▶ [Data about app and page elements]
□ □ □ □ □

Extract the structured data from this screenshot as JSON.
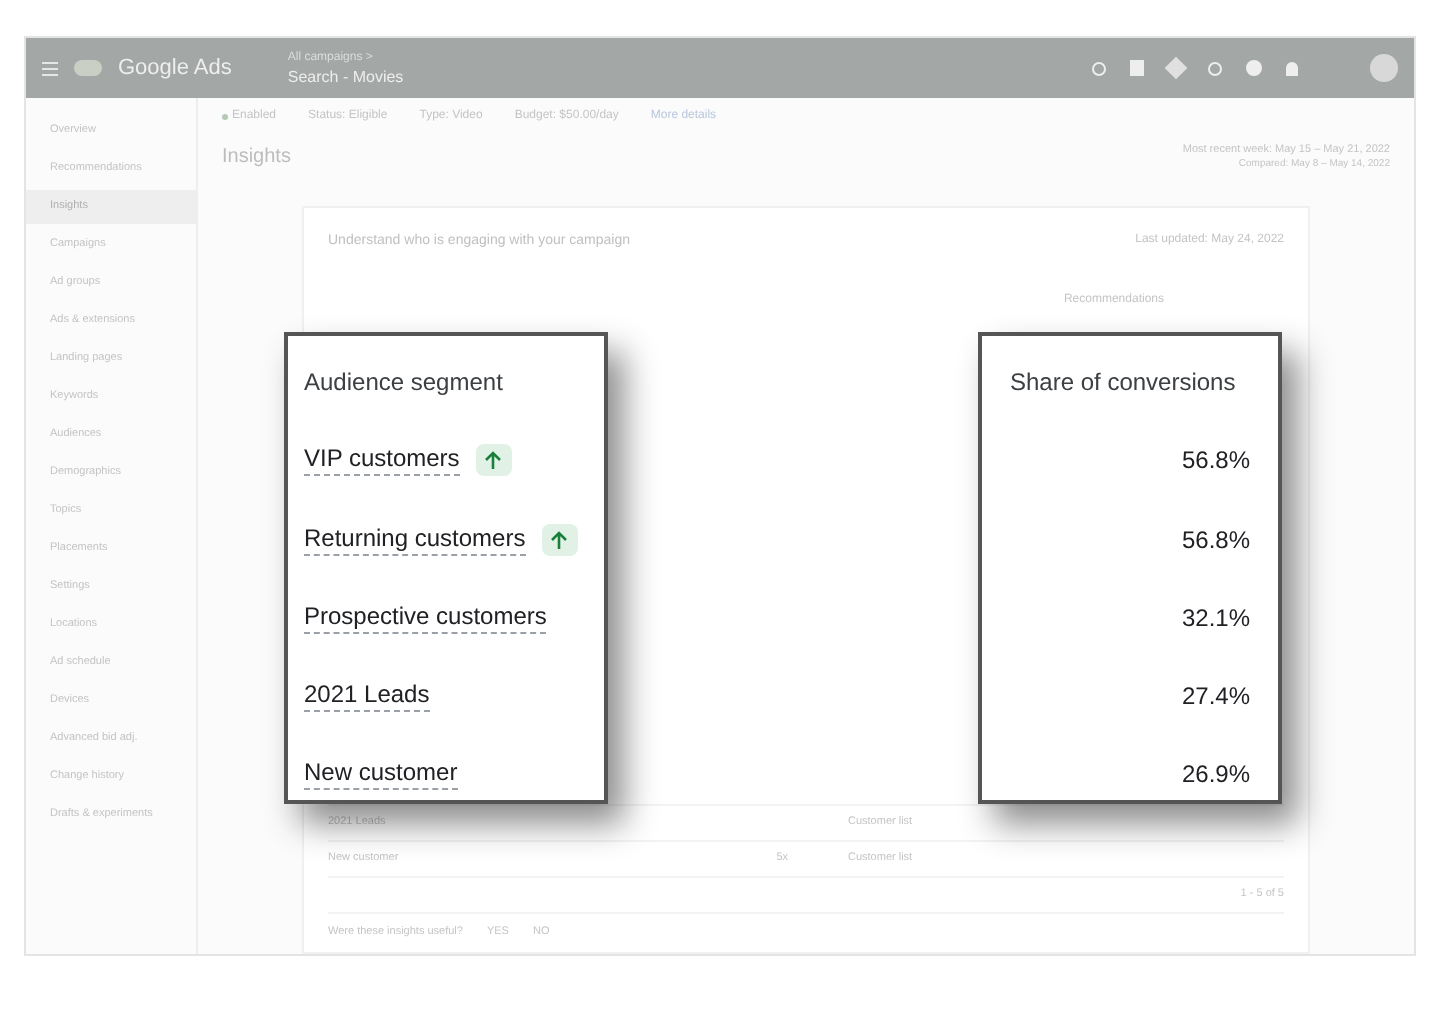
{
  "header": {
    "product": "Google Ads",
    "breadcrumb": "All campaigns >",
    "campaign": "Search - Movies"
  },
  "filters": [
    {
      "label": "Enabled",
      "kind": "status"
    },
    {
      "label": "Status: Eligible",
      "kind": "plain"
    },
    {
      "label": "Type: Video",
      "kind": "plain"
    },
    {
      "label": "Budget: $50.00/day",
      "kind": "plain"
    },
    {
      "label": "More details",
      "kind": "link"
    }
  ],
  "page_title": "Insights",
  "date_range": {
    "current": "Most recent week: May 15 – May 21, 2022",
    "compared": "Compared: May 8 – May 14, 2022"
  },
  "sidebar": {
    "items": [
      {
        "label": "Overview",
        "selected": false
      },
      {
        "label": "Recommendations",
        "selected": false
      },
      {
        "label": "Insights",
        "selected": true
      },
      {
        "label": "Campaigns",
        "selected": false
      },
      {
        "label": "Ad groups",
        "selected": false
      },
      {
        "label": "Ads & extensions",
        "selected": false
      },
      {
        "label": "Landing pages",
        "selected": false
      },
      {
        "label": "Keywords",
        "selected": false
      },
      {
        "label": "Audiences",
        "selected": false
      },
      {
        "label": "Demographics",
        "selected": false
      },
      {
        "label": "Topics",
        "selected": false
      },
      {
        "label": "Placements",
        "selected": false
      },
      {
        "label": "Settings",
        "selected": false
      },
      {
        "label": "Locations",
        "selected": false
      },
      {
        "label": "Ad schedule",
        "selected": false
      },
      {
        "label": "Devices",
        "selected": false
      },
      {
        "label": "Advanced bid adj.",
        "selected": false
      },
      {
        "label": "Change history",
        "selected": false
      },
      {
        "label": "Drafts & experiments",
        "selected": false
      }
    ]
  },
  "section": {
    "title": "Understand who is engaging with your campaign",
    "updated": "Last updated: May 24, 2022",
    "recommendations": "Recommendations"
  },
  "background_rows": [
    {
      "segment": "2021 Leads",
      "type": "Customer list"
    },
    {
      "segment": "New customer",
      "lift": "5x",
      "type": "Customer list"
    }
  ],
  "pagination": "1 - 5 of 5",
  "feedback": {
    "question": "Were these insights useful?",
    "yes": "YES",
    "no": "NO"
  },
  "segment_card": {
    "header": "Audience segment",
    "rows": [
      {
        "label": "VIP customers",
        "trending_up": true
      },
      {
        "label": "Returning customers",
        "trending_up": true
      },
      {
        "label": "Prospective customers",
        "trending_up": false
      },
      {
        "label": "2021 Leads",
        "trending_up": false
      },
      {
        "label": "New customer",
        "trending_up": false
      }
    ]
  },
  "share_card": {
    "header": "Share of conversions",
    "values": [
      "56.8%",
      "56.8%",
      "32.1%",
      "27.4%",
      "26.9%"
    ]
  }
}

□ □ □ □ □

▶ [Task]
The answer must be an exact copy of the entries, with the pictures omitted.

▶ [Task output]
Extract the structured data from this screenshot as JSON.
{
  "header": {
    "product": "Google Ads",
    "breadcrumb": "All campaigns >",
    "campaign": "Search - Movies"
  },
  "filters": [
    {
      "label": "Enabled",
      "kind": "status"
    },
    {
      "label": "Status: Eligible",
      "kind": "plain"
    },
    {
      "label": "Type: Video",
      "kind": "plain"
    },
    {
      "label": "Budget: $50.00/day",
      "kind": "plain"
    },
    {
      "label": "More details",
      "kind": "link"
    }
  ],
  "page_title": "Insights",
  "date_range": {
    "current": "Most recent week: May 15 – May 21, 2022",
    "compared": "Compared: May 8 – May 14, 2022"
  },
  "sidebar": {
    "items": [
      {
        "label": "Overview",
        "selected": false
      },
      {
        "label": "Recommendations",
        "selected": false
      },
      {
        "label": "Insights",
        "selected": true
      },
      {
        "label": "Campaigns",
        "selected": false
      },
      {
        "label": "Ad groups",
        "selected": false
      },
      {
        "label": "Ads & extensions",
        "selected": false
      },
      {
        "label": "Landing pages",
        "selected": false
      },
      {
        "label": "Keywords",
        "selected": false
      },
      {
        "label": "Audiences",
        "selected": false
      },
      {
        "label": "Demographics",
        "selected": false
      },
      {
        "label": "Topics",
        "selected": false
      },
      {
        "label": "Placements",
        "selected": false
      },
      {
        "label": "Settings",
        "selected": false
      },
      {
        "label": "Locations",
        "selected": false
      },
      {
        "label": "Ad schedule",
        "selected": false
      },
      {
        "label": "Devices",
        "selected": false
      },
      {
        "label": "Advanced bid adj.",
        "selected": false
      },
      {
        "label": "Change history",
        "selected": false
      },
      {
        "label": "Drafts & experiments",
        "selected": false
      }
    ]
  },
  "section": {
    "title": "Understand who is engaging with your campaign",
    "updated": "Last updated: May 24, 2022",
    "recommendations": "Recommendations"
  },
  "background_rows": [
    {
      "segment": "2021 Leads",
      "type": "Customer list"
    },
    {
      "segment": "New customer",
      "lift": "5x",
      "type": "Customer list"
    }
  ],
  "pagination": "1 - 5 of 5",
  "feedback": {
    "question": "Were these insights useful?",
    "yes": "YES",
    "no": "NO"
  },
  "segment_card": {
    "header": "Audience segment",
    "rows": [
      {
        "label": "VIP customers",
        "trending_up": true
      },
      {
        "label": "Returning customers",
        "trending_up": true
      },
      {
        "label": "Prospective customers",
        "trending_up": false
      },
      {
        "label": "2021 Leads",
        "trending_up": false
      },
      {
        "label": "New customer",
        "trending_up": false
      }
    ]
  },
  "share_card": {
    "header": "Share of conversions",
    "values": [
      "56.8%",
      "56.8%",
      "32.1%",
      "27.4%",
      "26.9%"
    ]
  }
}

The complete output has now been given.